___ Dataset records

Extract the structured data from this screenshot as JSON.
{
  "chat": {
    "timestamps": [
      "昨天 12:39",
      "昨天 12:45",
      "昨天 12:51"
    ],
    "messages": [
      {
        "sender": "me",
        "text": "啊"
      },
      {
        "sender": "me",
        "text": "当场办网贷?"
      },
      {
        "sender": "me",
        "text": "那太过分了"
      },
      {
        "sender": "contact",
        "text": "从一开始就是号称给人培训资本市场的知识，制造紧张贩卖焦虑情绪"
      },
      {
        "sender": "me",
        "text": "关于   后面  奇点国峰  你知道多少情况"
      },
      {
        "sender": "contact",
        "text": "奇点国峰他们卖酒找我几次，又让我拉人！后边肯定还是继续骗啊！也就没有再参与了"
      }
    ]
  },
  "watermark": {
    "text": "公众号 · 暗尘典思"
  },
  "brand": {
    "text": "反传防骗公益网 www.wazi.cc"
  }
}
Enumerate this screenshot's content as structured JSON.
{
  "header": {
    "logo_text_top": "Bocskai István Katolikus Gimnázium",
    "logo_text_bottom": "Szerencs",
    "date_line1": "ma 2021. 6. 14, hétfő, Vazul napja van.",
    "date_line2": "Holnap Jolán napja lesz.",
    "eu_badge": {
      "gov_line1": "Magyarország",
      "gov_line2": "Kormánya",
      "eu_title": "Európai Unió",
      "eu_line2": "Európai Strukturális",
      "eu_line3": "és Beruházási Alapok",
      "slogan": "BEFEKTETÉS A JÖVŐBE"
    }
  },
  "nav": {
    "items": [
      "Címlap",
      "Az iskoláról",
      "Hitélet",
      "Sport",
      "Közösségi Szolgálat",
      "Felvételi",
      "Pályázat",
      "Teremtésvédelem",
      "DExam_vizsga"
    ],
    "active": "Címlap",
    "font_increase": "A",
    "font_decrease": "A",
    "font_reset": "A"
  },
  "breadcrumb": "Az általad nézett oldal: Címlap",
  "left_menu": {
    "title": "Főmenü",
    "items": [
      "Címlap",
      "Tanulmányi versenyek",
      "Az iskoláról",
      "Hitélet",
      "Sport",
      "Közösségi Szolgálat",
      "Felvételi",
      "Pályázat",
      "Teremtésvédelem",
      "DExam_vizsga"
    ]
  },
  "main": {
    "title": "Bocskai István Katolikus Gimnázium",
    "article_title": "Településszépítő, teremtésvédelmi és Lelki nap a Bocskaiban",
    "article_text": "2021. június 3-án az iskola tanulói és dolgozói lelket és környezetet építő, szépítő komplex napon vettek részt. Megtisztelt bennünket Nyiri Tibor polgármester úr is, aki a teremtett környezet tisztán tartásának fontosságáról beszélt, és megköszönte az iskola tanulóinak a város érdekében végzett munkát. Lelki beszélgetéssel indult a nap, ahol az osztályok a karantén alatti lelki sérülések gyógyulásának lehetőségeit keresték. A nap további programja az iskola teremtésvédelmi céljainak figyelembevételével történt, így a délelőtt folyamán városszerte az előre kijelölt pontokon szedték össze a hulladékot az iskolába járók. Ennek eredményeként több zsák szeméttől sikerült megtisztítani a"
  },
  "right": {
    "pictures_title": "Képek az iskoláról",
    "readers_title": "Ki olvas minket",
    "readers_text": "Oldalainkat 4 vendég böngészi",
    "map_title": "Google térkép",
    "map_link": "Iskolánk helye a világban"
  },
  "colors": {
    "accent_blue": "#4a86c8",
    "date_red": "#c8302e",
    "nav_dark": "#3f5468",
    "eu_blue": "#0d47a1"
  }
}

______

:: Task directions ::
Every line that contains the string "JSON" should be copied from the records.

:: Exercise output ::
Extract the structured data from this screenshot as JSON.
Enumerate this screenshot's content as structured JSON.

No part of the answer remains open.